■ Exercise details
The entries below are to be restated exactly, and their images are to be omitted.

(Source information begins)

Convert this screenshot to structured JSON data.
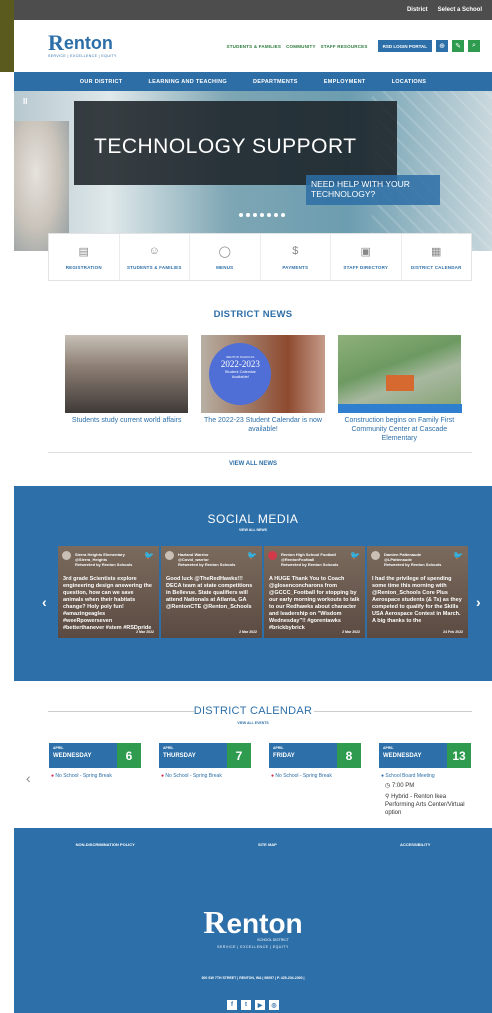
{
  "utility": {
    "district": "District",
    "translate": "Select a School"
  },
  "header": {
    "logo_name": "enton",
    "logo_letter": "R",
    "logo_sub": "SCHOOL DISTRICT",
    "logo_tagline": "SERVICE | EXCELLENCE | EQUITY",
    "links": [
      "STUDENTS & FAMILIES",
      "COMMUNITY",
      "STAFF RESOURCES"
    ],
    "login_label": "RSD LOGIN PORTAL"
  },
  "nav": [
    "OUR DISTRICT",
    "LEARNING AND TEACHING",
    "DEPARTMENTS",
    "EMPLOYMENT",
    "LOCATIONS"
  ],
  "hero": {
    "title": "TECHNOLOGY SUPPORT",
    "subtitle": "NEED HELP WITH YOUR TECHNOLOGY?",
    "pause": "II"
  },
  "quick_links": [
    {
      "label": "REGISTRATION",
      "icon": "registration-icon"
    },
    {
      "label": "STUDENTS & FAMILIES",
      "icon": "people-icon"
    },
    {
      "label": "MENUS",
      "icon": "apple-icon"
    },
    {
      "label": "PAYMENTS",
      "icon": "dollar-icon"
    },
    {
      "label": "STAFF DIRECTORY",
      "icon": "directory-icon"
    },
    {
      "label": "DISTRICT CALENDAR",
      "icon": "calendar-icon"
    }
  ],
  "news": {
    "title": "DISTRICT NEWS",
    "items": [
      {
        "caption": "Students study current world affairs"
      },
      {
        "caption": "The 2022-23 Student Calendar is now available!",
        "badge_top": "RENTON SCHOOLS",
        "badge_year": "2022-2023",
        "badge_text": "Student Calendar Available!"
      },
      {
        "caption": "Construction begins on Family First Community Center at Cascade Elementary"
      }
    ],
    "view_all": "VIEW ALL NEWS"
  },
  "social": {
    "title": "SOCIAL MEDIA",
    "view_all": "VIEW ALL NEWS",
    "posts": [
      {
        "author": "Sierra Heights Elementary",
        "handle": "@Sierra_Heights",
        "retweeted": "Retweeted by Renton Schools",
        "body": "3rd grade Scientists explore engineering design answering the question, how can we save animals when their habitats change? Holy poly fun! #amazingeagles #weeRpowerseven #betterthanever #stem #RSDpride",
        "date": "2 Mar 2022"
      },
      {
        "author": "Hazland Warrior",
        "handle": "@Covid_warrior",
        "retweeted": "Retweeted by Renton Schools",
        "body": "Good luck @TheRedHawks!!! DECA team at state competitions in Bellevue. State qualifiers will attend Nationals at Atlanta, GA @RentonCTE @Renton_Schools",
        "date": "2 Mar 2022"
      },
      {
        "author": "Renton High School Football",
        "handle": "@RentonFootball",
        "retweeted": "Retweeted by Renton Schools",
        "body": "A HUGE Thank You to Coach @glosenconcharons from @GCCC_Football for stopping by our early morning workouts to talk to our Redhawks about character and leadership on \"Wisdom Wednesday\"!! #gorentawks #brickbybrick",
        "date": "2 Mar 2022"
      },
      {
        "author": "Damien Pattenaude",
        "handle": "@LPattenaude",
        "retweeted": "Retweeted by Renton Schools",
        "body": "I had the privilege of spending some time this morning with @Renton_Schools Core Plus Aerospace students (& Ts) as they competed to qualify for the Skills USA Aerospace Contest in March. A big thanks to the",
        "date": "24 Feb 2022"
      }
    ]
  },
  "calendar": {
    "title": "DISTRICT CALENDAR",
    "view_all": "VIEW ALL EVENTS",
    "days": [
      {
        "month": "APRIL",
        "weekday": "WEDNESDAY",
        "num": "6",
        "event": "No School - Spring Break"
      },
      {
        "month": "APRIL",
        "weekday": "THURSDAY",
        "num": "7",
        "event": "No School - Spring Break"
      },
      {
        "month": "APRIL",
        "weekday": "FRIDAY",
        "num": "8",
        "event": "No School - Spring Break"
      },
      {
        "month": "APRIL",
        "weekday": "WEDNESDAY",
        "num": "13",
        "event": "School Board Meeting",
        "time": "7:00 PM",
        "location": "Hybrid - Renton Ikea Performing Arts Center/Virtual option"
      }
    ]
  },
  "footer": {
    "links": [
      "NON-DISCRIMINATION POLICY",
      "SITE MAP",
      "ACCESSIBILITY"
    ],
    "logo_name": "enton",
    "logo_letter": "R",
    "logo_sub": "SCHOOL DISTRICT",
    "tagline": "SERVICE | EXCELLENCE | EQUITY",
    "address": "300 SW 7TH STREET  |  RENTON, WA  |  98057  |  P. 425-204-2300  |"
  },
  "colors": {
    "brand_blue": "#2d6fa8",
    "accent_green": "#2e9b4f",
    "utility_bar": "#4d4d4d"
  }
}
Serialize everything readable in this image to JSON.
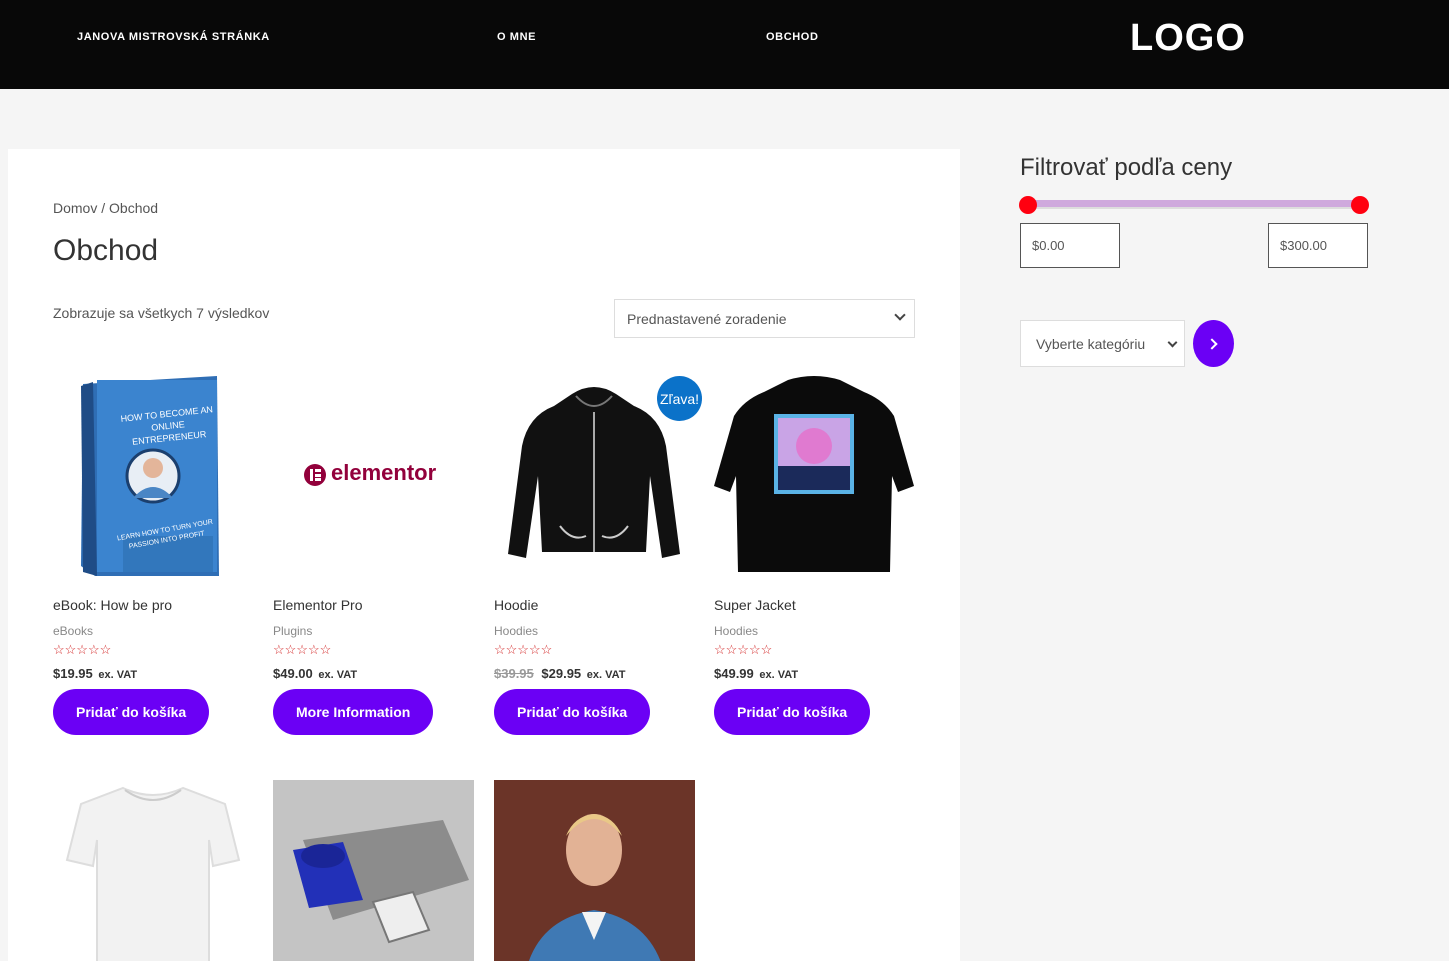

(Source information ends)

■ Task response
Convert this screenshot to structured JSON data.
{
  "utility": {
    "district": "District",
    "translate": "Select a School"
  },
  "header": {
    "logo_name": "enton",
    "logo_letter": "R",
    "logo_sub": "SCHOOL DISTRICT",
    "logo_tagline": "SERVICE | EXCELLENCE | EQUITY",
    "links": [
      "STUDENTS & FAMILIES",
      "COMMUNITY",
      "STAFF RESOURCES"
    ],
    "login_label": "RSD LOGIN PORTAL"
  },
  "nav": [
    "OUR DISTRICT",
    "LEARNING AND TEACHING",
    "DEPARTMENTS",
    "EMPLOYMENT",
    "LOCATIONS"
  ],
  "hero": {
    "title": "TECHNOLOGY SUPPORT",
    "subtitle": "NEED HELP WITH YOUR TECHNOLOGY?",
    "pause": "II"
  },
  "quick_links": [
    {
      "label": "REGISTRATION",
      "icon": "registration-icon"
    },
    {
      "label": "STUDENTS & FAMILIES",
      "icon": "people-icon"
    },
    {
      "label": "MENUS",
      "icon": "apple-icon"
    },
    {
      "label": "PAYMENTS",
      "icon": "dollar-icon"
    },
    {
      "label": "STAFF DIRECTORY",
      "icon": "directory-icon"
    },
    {
      "label": "DISTRICT CALENDAR",
      "icon": "calendar-icon"
    }
  ],
  "news": {
    "title": "DISTRICT NEWS",
    "items": [
      {
        "caption": "Students study current world affairs"
      },
      {
        "caption": "The 2022-23 Student Calendar is now available!",
        "badge_top": "RENTON SCHOOLS",
        "badge_year": "2022-2023",
        "badge_text": "Student Calendar Available!"
      },
      {
        "caption": "Construction begins on Family First Community Center at Cascade Elementary"
      }
    ],
    "view_all": "VIEW ALL NEWS"
  },
  "social": {
    "title": "SOCIAL MEDIA",
    "view_all": "VIEW ALL NEWS",
    "posts": [
      {
        "author": "Sierra Heights Elementary",
        "handle": "@Sierra_Heights",
        "retweeted": "Retweeted by Renton Schools",
        "body": "3rd grade Scientists explore engineering design answering the question, how can we save animals when their habitats change? Holy poly fun! #amazingeagles #weeRpowerseven #betterthanever #stem #RSDpride",
        "date": "2 Mar 2022"
      },
      {
        "author": "Hazland Warrior",
        "handle": "@Covid_warrior",
        "retweeted": "Retweeted by Renton Schools",
        "body": "Good luck @TheRedHawks!!! DECA team at state competitions in Bellevue. State qualifiers will attend Nationals at Atlanta, GA @RentonCTE @Renton_Schools",
        "date": "2 Mar 2022"
      },
      {
        "author": "Renton High School Football",
        "handle": "@RentonFootball",
        "retweeted": "Retweeted by Renton Schools",
        "body": "A HUGE Thank You to Coach @glosenconcharons from @GCCC_Football for stopping by our early morning workouts to talk to our Redhawks about character and leadership on \"Wisdom Wednesday\"!! #gorentawks #brickbybrick",
        "date": "2 Mar 2022"
      },
      {
        "author": "Damien Pattenaude",
        "handle": "@LPattenaude",
        "retweeted": "Retweeted by Renton Schools",
        "body": "I had the privilege of spending some time this morning with @Renton_Schools Core Plus Aerospace students (& Ts) as they competed to qualify for the Skills USA Aerospace Contest in March. A big thanks to the",
        "date": "24 Feb 2022"
      }
    ]
  },
  "calendar": {
    "title": "DISTRICT CALENDAR",
    "view_all": "VIEW ALL EVENTS",
    "days": [
      {
        "month": "APRIL",
        "weekday": "WEDNESDAY",
        "num": "6",
        "event": "No School - Spring Break"
      },
      {
        "month": "APRIL",
        "weekday": "THURSDAY",
        "num": "7",
        "event": "No School - Spring Break"
      },
      {
        "month": "APRIL",
        "weekday": "FRIDAY",
        "num": "8",
        "event": "No School - Spring Break"
      },
      {
        "month": "APRIL",
        "weekday": "WEDNESDAY",
        "num": "13",
        "event": "School Board Meeting",
        "time": "7:00 PM",
        "location": "Hybrid - Renton Ikea Performing Arts Center/Virtual option"
      }
    ]
  },
  "footer": {
    "links": [
      "NON-DISCRIMINATION POLICY",
      "SITE MAP",
      "ACCESSIBILITY"
    ],
    "logo_name": "enton",
    "logo_letter": "R",
    "logo_sub": "SCHOOL DISTRICT",
    "tagline": "SERVICE | EXCELLENCE | EQUITY",
    "address": "300 SW 7TH STREET  |  RENTON, WA  |  98057  |  P. 425-204-2300  |"
  },
  "colors": {
    "brand_blue": "#2d6fa8",
    "accent_green": "#2e9b4f",
    "utility_bar": "#4d4d4d"
  }
}
Serialize everything readable in this image to JSON.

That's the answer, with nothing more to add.